I closed the shade and turned on the overhead light. I’d been staring at the vast whiteness for way too long and it had gotten to me in the worst way. The plane will not fall from the sky, I told myself. Bears will not eat your roasted liver. Uncle Bob will get the telegram. He will meet you at the airport. Focus on these happy thoughts: The storybook castles. The quaint medieval villages. The Alps! All those await you, Riley Anne O’Tannen! All those things and more.
The plane shook violently. The seat belt lights flashed. “Air turbulence,” the pilot announced in English, then German, then French. He’d been making that same claim for the last hour but I knew he was lying. We’d lost an engine, sucked in a goose, or ruptured a gas line. We were going down.
“Was ist los?” Frau Schwimmer demanded. All the other passengers were nesting comfortably in their seats, trying to catch a few hours of sleep before we landed on the other side of the world. But not her seatmate. Oh no. When not fretting over every minor vibration of the plane, I wrestled with the map on my lap as though my life depended on it.
“Nichts,” I claimed. Nothing is wrong. She unfortunately spoke no English and although I thought (after three whole years of high school German) I’d be able to communicate with her, our early conversations had been labored and futile. About the only thing I learned was that she was returning from a visit with her daughter in San Francisco.
She noted my crumpled map. “Wo gehen sie?”
“Gunthersblum?” She echoed. She was a little older than my mother but not as old as my grandmother, stout but not overweight. Her curly brown hair tightly framed a kindly face but her woolen suit was severe. “Ich weiss es nicht.”
“Nein.” She hadn’t heard of the town of Gunthersblum which was worrisome indeed as I had not been able to find it on my map. How could I relax if I didn’t know where I was going? However she was not a woman to allow panic on her watch. She patted my hand. “Not to have angst!” She ordered, rooting through a massive carpetbag purse for her map. “We will find.”
But we didn’t. We scoured every inch of her much more comprehensive map, top to bottom, bottom to top, the border towns, the mountain towns, the seaside towns—searching for Gunthersblum, Guntherstown, Gunthersville, Saint Gunthers, even Lake Gunthers—with no luck. Of course I was no help. Was it North or South? She asked but I had no idea. It was just a town in Germany I was being sent to for reasons alien to the Frau Schwimmers of the world. Women like her, with their ordered lives, could never in a million years understand my family.

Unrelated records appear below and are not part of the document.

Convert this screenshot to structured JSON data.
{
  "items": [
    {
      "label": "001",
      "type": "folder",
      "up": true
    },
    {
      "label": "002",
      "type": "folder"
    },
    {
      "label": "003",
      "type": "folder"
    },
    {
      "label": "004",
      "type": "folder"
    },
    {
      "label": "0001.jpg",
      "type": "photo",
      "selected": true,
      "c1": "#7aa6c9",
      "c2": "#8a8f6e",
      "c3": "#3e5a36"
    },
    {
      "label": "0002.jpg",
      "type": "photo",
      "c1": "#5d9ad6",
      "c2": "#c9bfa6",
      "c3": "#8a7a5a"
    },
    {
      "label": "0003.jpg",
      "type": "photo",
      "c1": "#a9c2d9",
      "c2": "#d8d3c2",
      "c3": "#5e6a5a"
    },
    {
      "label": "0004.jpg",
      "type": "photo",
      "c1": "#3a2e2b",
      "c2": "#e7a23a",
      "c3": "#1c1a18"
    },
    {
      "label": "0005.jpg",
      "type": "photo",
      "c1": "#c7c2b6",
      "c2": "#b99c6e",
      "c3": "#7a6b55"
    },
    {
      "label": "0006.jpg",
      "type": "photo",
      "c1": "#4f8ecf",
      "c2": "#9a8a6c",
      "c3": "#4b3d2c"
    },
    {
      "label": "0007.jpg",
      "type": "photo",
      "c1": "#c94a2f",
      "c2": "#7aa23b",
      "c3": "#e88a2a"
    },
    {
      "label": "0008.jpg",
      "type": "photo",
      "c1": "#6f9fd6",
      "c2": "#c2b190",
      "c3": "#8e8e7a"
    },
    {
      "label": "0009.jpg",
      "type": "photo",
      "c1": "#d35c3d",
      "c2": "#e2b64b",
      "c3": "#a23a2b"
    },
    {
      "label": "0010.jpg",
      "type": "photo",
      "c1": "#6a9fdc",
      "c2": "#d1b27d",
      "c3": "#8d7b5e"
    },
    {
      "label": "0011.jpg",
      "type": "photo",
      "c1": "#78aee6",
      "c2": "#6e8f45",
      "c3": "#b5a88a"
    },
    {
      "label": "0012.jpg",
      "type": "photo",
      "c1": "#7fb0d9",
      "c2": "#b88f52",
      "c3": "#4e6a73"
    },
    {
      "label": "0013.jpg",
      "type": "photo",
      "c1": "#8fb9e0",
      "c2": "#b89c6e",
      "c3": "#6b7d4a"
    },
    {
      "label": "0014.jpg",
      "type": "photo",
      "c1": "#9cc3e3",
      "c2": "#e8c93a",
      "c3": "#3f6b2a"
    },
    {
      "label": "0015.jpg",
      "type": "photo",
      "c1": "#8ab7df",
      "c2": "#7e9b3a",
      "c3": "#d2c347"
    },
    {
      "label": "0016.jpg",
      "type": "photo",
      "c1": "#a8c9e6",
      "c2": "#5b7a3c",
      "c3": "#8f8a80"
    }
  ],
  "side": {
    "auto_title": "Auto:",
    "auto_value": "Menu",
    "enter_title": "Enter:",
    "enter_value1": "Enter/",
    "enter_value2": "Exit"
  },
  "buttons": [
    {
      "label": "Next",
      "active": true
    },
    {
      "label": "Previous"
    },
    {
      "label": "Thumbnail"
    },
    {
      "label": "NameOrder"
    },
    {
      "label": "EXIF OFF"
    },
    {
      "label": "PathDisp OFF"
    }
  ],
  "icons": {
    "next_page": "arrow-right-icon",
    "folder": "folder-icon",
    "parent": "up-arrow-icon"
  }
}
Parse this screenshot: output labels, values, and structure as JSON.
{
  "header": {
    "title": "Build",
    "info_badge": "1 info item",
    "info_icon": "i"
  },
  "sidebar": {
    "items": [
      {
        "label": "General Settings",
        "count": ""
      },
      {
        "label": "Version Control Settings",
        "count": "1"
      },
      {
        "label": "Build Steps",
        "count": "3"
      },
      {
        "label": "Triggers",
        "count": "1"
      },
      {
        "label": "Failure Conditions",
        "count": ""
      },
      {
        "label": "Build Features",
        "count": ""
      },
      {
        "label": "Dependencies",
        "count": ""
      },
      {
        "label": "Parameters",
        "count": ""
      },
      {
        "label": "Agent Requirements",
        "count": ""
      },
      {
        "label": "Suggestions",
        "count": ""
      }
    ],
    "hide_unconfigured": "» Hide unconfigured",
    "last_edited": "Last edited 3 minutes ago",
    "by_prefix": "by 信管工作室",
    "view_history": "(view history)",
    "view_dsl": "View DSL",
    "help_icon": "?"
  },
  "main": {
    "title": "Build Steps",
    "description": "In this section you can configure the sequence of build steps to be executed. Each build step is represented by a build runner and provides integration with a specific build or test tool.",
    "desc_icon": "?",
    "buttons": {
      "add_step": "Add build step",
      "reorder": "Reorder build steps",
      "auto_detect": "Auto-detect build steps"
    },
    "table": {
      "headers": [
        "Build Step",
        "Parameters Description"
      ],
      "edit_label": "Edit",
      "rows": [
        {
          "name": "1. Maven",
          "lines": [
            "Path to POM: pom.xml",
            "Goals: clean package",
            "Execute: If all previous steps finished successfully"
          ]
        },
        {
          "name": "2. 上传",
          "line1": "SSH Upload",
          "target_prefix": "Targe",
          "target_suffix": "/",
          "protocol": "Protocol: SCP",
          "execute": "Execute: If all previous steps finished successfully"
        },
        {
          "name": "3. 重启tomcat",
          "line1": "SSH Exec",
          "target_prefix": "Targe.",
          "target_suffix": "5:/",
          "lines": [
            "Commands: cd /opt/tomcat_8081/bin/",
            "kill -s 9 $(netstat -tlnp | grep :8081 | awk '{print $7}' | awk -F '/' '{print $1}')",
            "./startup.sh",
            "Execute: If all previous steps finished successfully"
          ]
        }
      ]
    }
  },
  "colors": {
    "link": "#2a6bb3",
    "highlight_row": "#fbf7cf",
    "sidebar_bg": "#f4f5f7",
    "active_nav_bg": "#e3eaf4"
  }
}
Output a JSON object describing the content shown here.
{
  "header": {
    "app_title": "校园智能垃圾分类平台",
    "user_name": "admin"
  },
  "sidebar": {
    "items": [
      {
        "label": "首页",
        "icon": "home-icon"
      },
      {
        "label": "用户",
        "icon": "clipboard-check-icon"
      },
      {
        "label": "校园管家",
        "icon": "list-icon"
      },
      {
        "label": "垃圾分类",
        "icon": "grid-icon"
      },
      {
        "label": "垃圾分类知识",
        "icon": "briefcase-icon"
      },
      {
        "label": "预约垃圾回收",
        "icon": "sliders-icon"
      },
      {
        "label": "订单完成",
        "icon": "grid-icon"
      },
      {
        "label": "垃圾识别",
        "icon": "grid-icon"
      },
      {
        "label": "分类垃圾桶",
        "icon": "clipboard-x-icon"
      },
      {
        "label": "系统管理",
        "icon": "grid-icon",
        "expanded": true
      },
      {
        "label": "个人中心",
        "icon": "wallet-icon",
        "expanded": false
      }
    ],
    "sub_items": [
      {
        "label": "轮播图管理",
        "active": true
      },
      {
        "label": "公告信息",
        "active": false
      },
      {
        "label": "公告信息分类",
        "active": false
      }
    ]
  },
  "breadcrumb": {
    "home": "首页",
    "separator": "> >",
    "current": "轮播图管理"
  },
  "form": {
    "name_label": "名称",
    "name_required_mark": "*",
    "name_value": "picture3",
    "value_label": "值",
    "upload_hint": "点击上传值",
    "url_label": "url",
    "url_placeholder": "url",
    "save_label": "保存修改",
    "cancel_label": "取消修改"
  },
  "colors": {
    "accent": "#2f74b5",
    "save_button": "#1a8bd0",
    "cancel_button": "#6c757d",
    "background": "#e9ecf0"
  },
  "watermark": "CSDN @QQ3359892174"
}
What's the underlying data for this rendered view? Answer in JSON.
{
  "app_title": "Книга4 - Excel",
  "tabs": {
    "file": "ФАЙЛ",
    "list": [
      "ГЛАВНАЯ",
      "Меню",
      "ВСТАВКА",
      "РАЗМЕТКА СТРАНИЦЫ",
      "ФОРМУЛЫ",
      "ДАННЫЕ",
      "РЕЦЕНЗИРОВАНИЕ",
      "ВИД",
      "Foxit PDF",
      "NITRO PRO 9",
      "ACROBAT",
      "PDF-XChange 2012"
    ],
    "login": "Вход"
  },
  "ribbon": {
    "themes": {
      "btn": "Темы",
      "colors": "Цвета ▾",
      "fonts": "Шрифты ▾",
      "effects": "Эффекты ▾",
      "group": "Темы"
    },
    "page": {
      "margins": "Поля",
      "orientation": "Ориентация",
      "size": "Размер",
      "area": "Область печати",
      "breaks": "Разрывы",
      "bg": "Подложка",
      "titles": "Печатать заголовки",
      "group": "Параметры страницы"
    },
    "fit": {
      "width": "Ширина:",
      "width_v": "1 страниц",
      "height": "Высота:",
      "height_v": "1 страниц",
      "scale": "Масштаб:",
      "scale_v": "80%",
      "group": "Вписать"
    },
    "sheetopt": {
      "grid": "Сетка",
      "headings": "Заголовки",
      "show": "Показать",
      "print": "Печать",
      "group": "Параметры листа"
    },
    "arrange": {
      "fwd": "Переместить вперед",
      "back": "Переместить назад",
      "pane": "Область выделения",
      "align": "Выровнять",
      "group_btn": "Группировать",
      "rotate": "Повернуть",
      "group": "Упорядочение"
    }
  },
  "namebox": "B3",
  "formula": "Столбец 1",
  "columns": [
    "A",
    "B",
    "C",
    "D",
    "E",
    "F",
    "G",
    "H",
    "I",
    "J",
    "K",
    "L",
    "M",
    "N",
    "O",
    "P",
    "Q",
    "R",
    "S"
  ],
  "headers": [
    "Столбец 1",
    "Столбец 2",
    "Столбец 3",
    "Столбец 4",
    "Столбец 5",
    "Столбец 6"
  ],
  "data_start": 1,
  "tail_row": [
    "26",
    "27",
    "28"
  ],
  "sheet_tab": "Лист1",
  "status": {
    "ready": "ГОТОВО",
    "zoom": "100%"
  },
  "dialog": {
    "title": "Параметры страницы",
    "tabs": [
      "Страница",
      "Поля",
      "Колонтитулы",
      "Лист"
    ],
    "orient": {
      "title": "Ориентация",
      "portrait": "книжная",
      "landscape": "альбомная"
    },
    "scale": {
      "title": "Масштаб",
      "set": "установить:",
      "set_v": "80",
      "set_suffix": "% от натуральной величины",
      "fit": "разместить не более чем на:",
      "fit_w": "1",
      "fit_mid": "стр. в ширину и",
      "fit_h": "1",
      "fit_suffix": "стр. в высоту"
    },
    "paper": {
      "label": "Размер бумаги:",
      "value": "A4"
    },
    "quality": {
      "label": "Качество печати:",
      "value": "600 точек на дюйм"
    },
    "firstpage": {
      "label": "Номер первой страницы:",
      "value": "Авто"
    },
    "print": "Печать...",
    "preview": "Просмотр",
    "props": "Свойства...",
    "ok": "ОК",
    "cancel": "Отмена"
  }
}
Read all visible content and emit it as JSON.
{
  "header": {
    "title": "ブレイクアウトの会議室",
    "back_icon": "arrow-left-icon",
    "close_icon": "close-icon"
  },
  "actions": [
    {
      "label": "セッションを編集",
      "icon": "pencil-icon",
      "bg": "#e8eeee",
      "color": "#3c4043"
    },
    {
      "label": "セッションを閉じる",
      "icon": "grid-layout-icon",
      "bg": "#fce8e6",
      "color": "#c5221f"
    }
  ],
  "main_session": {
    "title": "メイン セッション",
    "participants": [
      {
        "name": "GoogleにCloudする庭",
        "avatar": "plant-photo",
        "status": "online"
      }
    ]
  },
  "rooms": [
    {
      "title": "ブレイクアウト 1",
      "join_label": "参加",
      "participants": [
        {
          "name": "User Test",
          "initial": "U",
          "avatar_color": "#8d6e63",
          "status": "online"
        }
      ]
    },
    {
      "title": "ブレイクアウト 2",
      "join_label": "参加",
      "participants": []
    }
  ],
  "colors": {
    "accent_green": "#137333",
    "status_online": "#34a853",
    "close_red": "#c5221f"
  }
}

If you want to read the rest, it’s on sale on Amazon.
Next – favorite sections from early readers…